BUSINESS

US home construction down 2.8 per cent in October, with weakness in volatile apartment building

11/19/2014 08:49 EST | Updated 01/19/2015 05:59 EST
WASHINGTON - Construction of new homes fell slightly in October after a big surge in the previous month, but the weakness was largely driven by the volatile apartment sector.

Builders started construction at a seasonally adjusted annual rate of 1.009 million last month, the Commerce Department reported Wednesday. That was a drop of 2.8 per cent from September when construction had jumped 7.8 per cent to 1.038 million.

The weakness stemmed from a 15.4 per cent plunge in apartment construction, a category that tends to have big swings from month to month. Construction of single-family homes was up 4.2 per cent, the third gain in the past four months.

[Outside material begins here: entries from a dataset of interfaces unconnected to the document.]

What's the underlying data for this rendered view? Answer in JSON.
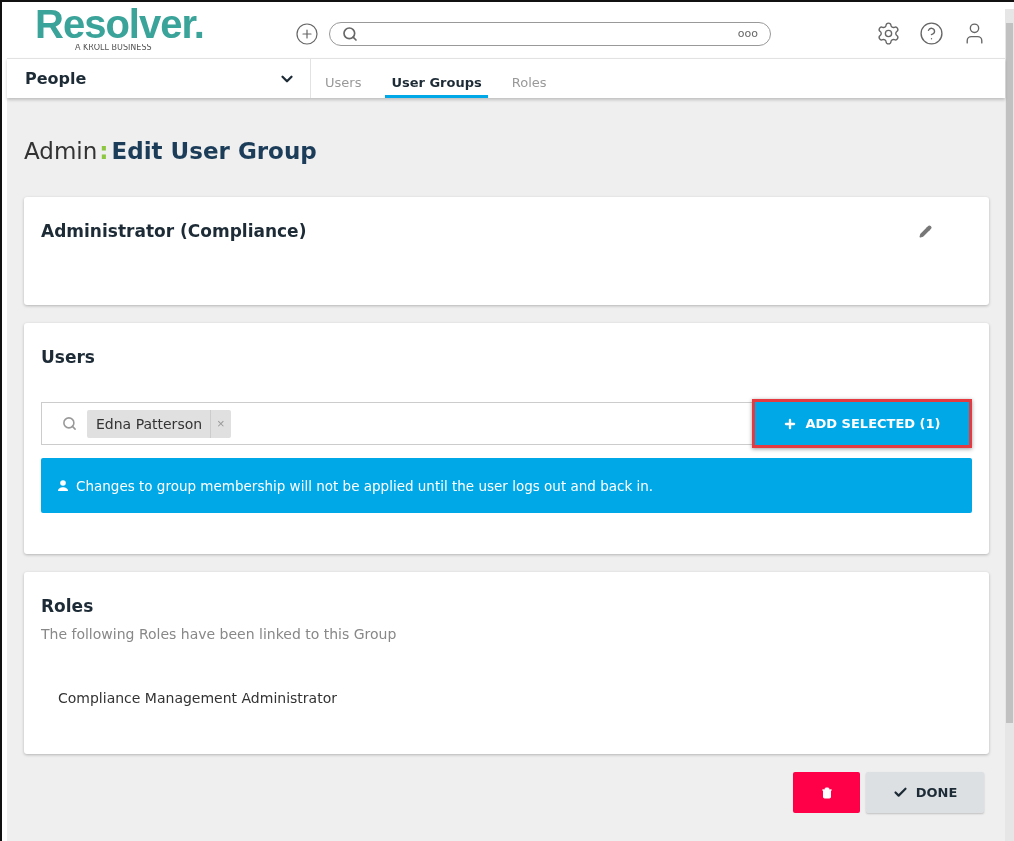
{
  "header": {
    "logo": "Resolver.",
    "logo_subtitle": "A KROLL BUSINESS",
    "search": {
      "more": "ooo"
    }
  },
  "nav": {
    "section": "People",
    "tabs": [
      {
        "label": "Users",
        "selected": false
      },
      {
        "label": "User Groups",
        "selected": true
      },
      {
        "label": "Roles",
        "selected": false
      }
    ]
  },
  "title": {
    "prefix": "Admin",
    "separator": ":",
    "text": "Edit User Group"
  },
  "group_card": {
    "name": "Administrator (Compliance)"
  },
  "users_card": {
    "heading": "Users",
    "tags": [
      "Edna Patterson"
    ],
    "tag_remove": "×",
    "add_button": {
      "label": "ADD SELECTED (1)",
      "highlighted": true
    },
    "notice": "Changes to group membership will not be applied until the user logs out and back in."
  },
  "roles_card": {
    "heading": "Roles",
    "description": "The following Roles have been linked to this Group",
    "roles": [
      "Compliance Management Administrator"
    ]
  },
  "actions": {
    "done": "DONE"
  }
}
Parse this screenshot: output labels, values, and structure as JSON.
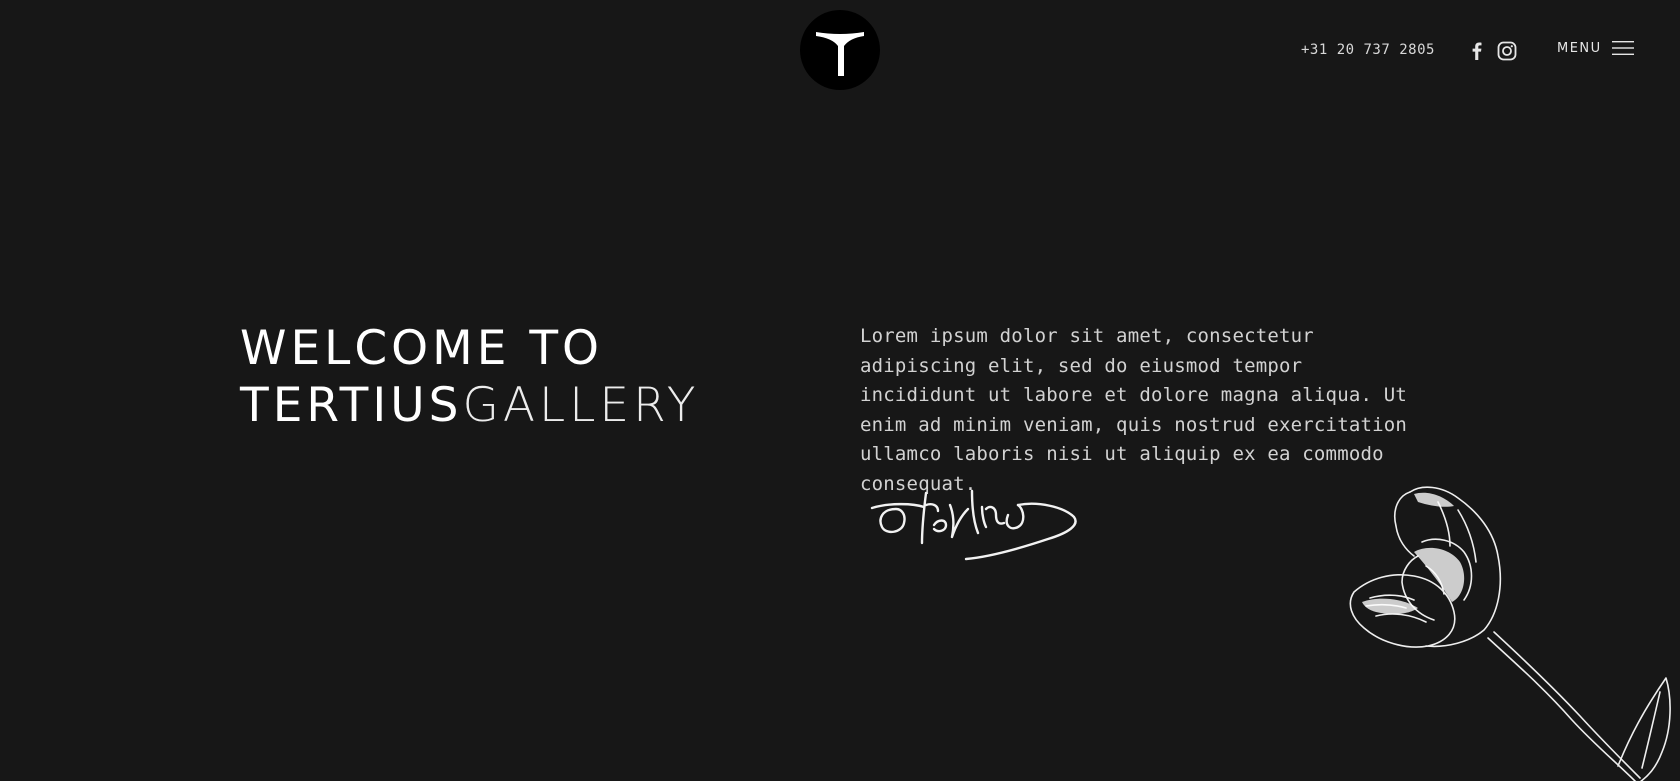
{
  "header": {
    "logo_letter": "T",
    "phone": "+31 20 737 2805",
    "social": [
      {
        "name": "facebook-icon"
      },
      {
        "name": "instagram-icon"
      }
    ],
    "menu_label": "MENU"
  },
  "hero": {
    "headline_line1": "WELCOME TO",
    "headline_strong": "TERTIUS",
    "headline_thin": "GALLERY",
    "intro": "Lorem ipsum dolor sit amet, consectetur adipiscing elit, sed do eiusmod tempor incididunt ut labore et dolore magna aliqua. Ut enim ad minim veniam, quis nostrud exercitation ullamco laboris nisi ut aliquip ex ea commodo consequat."
  },
  "colors": {
    "background": "#171717",
    "text": "#ffffff",
    "logo_bg": "#000000"
  }
}
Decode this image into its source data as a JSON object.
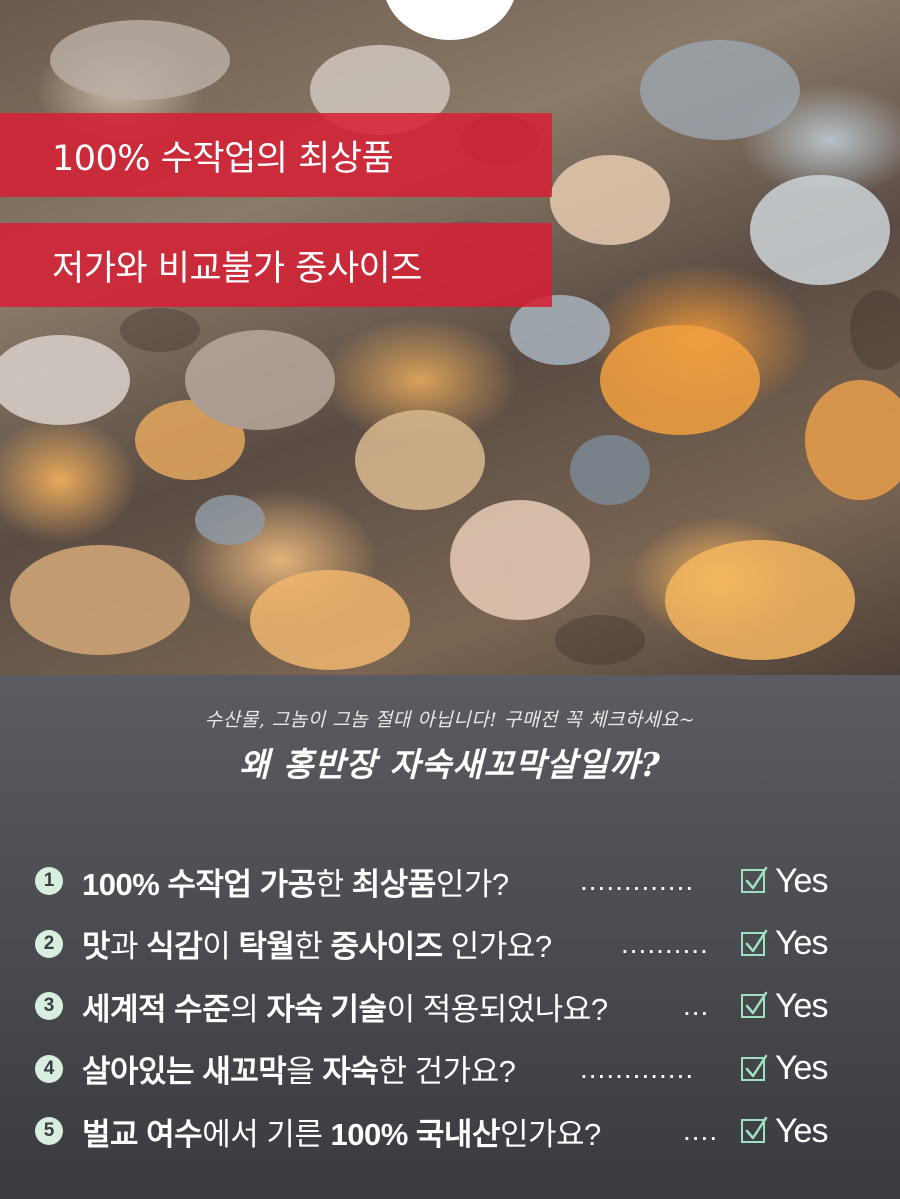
{
  "banners": {
    "line1": "100%  수작업의 최상품",
    "line2": "저가와 비교불가 중사이즈"
  },
  "intro": {
    "subtitle": "수산물, 그놈이 그놈 절대 아닙니다! 구매전 꼭 체크하세요~",
    "title": "왜 홍반장 자숙새꼬막살일까?"
  },
  "checklist": [
    {
      "number": "1",
      "parts": [
        [
          "b",
          "100% 수작업 가공"
        ],
        [
          "n",
          "한 "
        ],
        [
          "b",
          "최상품"
        ],
        [
          "n",
          "인가?"
        ]
      ],
      "dots": ".............",
      "answer": "Yes"
    },
    {
      "number": "2",
      "parts": [
        [
          "b",
          "맛"
        ],
        [
          "n",
          "과 "
        ],
        [
          "b",
          "식감"
        ],
        [
          "n",
          "이 "
        ],
        [
          "b",
          "탁월"
        ],
        [
          "n",
          "한 "
        ],
        [
          "b",
          "중사이즈"
        ],
        [
          "n",
          " 인가요?"
        ]
      ],
      "dots": "..........",
      "answer": "Yes"
    },
    {
      "number": "3",
      "parts": [
        [
          "b",
          "세계적 수준"
        ],
        [
          "n",
          "의 "
        ],
        [
          "b",
          "자숙 기술"
        ],
        [
          "n",
          "이 적용되었나요?"
        ]
      ],
      "dots": "...",
      "answer": "Yes"
    },
    {
      "number": "4",
      "parts": [
        [
          "b",
          "살아있는 새꼬막"
        ],
        [
          "n",
          "을 "
        ],
        [
          "b",
          "자숙"
        ],
        [
          "n",
          "한 건가요?"
        ]
      ],
      "dots": ".............",
      "answer": "Yes"
    },
    {
      "number": "5",
      "parts": [
        [
          "b",
          "벌교 여수"
        ],
        [
          "n",
          "에서 기른 "
        ],
        [
          "b",
          "100% 국내산"
        ],
        [
          "n",
          "인가요?"
        ]
      ],
      "dots": "....",
      "answer": "Yes"
    }
  ],
  "colors": {
    "banner": "#d62034",
    "panel_top": "#5a5c61",
    "panel_bottom": "#3a3b40",
    "number_badge": "#d8efe0",
    "checkmark": "#9fe0c0"
  },
  "icons": {
    "check": "checked-box-icon"
  }
}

Applications for building permits, a good sign of future activity, rose 4.8 per cent in October to 1.08 million.

While overall construction was down in October, analysts said the weakness was confined to apartment building, which had seen a huge increase in September. They noted upward revisions to overall activity in September and August and forecast further gains in the months ahead.

"The improving trend should continue, supported by generally low rates ... and strong job growth," said Jennifer Lee, senior economist at BMO Capital Markets.

Showing strength in October was the South, which posted a 10.1 per cent jump on construction starts. All other regions of the country recorded declines. Construction fell 18.5 per cent in the Midwest, 16.4 per cent in the Northeast and 10.9 per cent in the West.

Solid employment gains, lower mortgage rates and somewhat easier lending standards are likely to boost housing in coming months. At the same time, economists are concerned about price gains, which so far have been outpacing wage increases.

Price increases have cut into affordability for would-be buyers, limiting sales growth for new homes and cutting into sales for existing homes.

But in an encouraging sign, U.S. homebuilders' confidence rebounded in November as both sales expectations and buyer traffic improved. The National Association of Home Builders/Wells Fargo index rose to 58 this month, up from 54 in October.

That puts the index just short of September's reading of 59, which was the highest level since November 2005, shortly before the housing bubble burst. Readings above 50 indicate more builders view sales conditions as good rather than poor.